I’d like to believe that this is a phase and will fade out, but this new trending app is so much fun. It is amazing the amount of creativity it allows. Whenever you open the app you’d feel the urge to just jump in and do your own silly video. I had created my own fair share of that but now on a break. Till when, I have no idea!

7. Reading

The Book of Collateral Damage

I am currently reading two very nice books. The first one is “The Book of Collateral Damage” by Sinan Antoon. It is the first time that I read for Sinan and I am impressed by his creativity. He is different than other Arab novelists. His book is deep, creative out of the box and entertaining all at the same time. It is an archive to everything that is lost in Iraq due to the war. Very sad and strong statement. Highly recommended.

Second book I am reading and finding it very engaging is “The Body: A guide for occupants” by Bill Bryson. It is very entertaining and informative at the same time. If you want to learn more about your body, then you have to get this book. They should make it a mandatory read for schools. After reading “Sapiens“, “Homo Deus” for Yuval Noah Harrari and “Why We Age And Why We Don’t Have To” for David Sinclair, I realised that I enjoy reading informative scientific books and decided to order “The Body”. It didn’t disappoint me at all.
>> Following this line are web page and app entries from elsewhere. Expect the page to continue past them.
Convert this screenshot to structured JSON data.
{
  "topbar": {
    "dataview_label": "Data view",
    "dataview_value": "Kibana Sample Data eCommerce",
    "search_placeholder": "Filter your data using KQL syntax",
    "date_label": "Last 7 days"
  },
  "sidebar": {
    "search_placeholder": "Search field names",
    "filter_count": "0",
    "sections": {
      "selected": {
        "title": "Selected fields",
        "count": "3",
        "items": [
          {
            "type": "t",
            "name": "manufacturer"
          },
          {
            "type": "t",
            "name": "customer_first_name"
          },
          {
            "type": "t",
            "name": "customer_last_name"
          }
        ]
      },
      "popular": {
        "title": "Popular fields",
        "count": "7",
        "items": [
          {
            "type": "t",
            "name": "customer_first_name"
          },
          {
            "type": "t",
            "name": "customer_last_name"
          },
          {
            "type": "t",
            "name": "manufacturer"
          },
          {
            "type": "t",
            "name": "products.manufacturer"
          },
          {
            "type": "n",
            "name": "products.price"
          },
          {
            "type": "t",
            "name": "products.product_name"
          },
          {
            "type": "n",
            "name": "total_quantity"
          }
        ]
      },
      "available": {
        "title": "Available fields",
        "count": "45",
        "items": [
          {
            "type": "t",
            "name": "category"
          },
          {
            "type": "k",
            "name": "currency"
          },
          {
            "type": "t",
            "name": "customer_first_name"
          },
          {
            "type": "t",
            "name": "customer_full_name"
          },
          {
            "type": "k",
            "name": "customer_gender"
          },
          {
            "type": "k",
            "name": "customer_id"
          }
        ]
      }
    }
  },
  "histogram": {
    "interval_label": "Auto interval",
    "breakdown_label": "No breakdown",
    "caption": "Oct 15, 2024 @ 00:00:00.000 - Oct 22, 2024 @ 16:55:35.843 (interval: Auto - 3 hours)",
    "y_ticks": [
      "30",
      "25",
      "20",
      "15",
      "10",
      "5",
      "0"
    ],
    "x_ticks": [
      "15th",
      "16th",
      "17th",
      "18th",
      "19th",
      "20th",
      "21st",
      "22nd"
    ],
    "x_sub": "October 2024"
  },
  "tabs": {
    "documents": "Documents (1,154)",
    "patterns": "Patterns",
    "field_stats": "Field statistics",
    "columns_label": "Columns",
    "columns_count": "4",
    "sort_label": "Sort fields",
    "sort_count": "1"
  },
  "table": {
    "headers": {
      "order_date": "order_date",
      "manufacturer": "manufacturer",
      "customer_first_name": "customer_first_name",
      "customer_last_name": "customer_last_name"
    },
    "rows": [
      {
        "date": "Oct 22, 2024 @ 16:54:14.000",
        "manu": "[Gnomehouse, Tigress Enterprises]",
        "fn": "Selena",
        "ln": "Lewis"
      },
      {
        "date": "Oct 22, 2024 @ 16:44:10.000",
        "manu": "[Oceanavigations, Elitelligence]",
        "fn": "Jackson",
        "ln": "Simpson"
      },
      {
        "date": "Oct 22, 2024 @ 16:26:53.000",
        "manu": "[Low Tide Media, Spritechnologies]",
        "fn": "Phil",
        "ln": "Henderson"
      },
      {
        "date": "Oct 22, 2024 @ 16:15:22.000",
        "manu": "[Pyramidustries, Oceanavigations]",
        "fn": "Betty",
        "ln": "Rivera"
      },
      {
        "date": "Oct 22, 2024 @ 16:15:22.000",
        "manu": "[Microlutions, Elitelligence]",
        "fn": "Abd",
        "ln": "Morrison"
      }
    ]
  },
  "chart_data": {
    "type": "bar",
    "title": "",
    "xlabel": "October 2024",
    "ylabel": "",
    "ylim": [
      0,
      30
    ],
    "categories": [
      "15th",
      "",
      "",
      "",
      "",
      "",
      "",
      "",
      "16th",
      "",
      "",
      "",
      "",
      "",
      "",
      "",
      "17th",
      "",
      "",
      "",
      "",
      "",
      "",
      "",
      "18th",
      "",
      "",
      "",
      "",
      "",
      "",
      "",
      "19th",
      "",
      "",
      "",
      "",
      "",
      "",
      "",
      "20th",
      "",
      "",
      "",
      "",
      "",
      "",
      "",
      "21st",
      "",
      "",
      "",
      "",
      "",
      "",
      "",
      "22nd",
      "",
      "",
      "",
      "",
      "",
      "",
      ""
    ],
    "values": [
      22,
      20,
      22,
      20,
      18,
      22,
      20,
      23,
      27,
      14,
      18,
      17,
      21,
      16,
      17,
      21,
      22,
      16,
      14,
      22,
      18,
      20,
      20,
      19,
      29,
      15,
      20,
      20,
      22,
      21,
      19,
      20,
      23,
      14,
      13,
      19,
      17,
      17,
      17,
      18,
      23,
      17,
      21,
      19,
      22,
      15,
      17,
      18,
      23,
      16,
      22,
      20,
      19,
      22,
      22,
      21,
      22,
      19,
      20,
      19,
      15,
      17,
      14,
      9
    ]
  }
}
The Body: A guide for occupants

What about you? How have you been managing during the lockdown?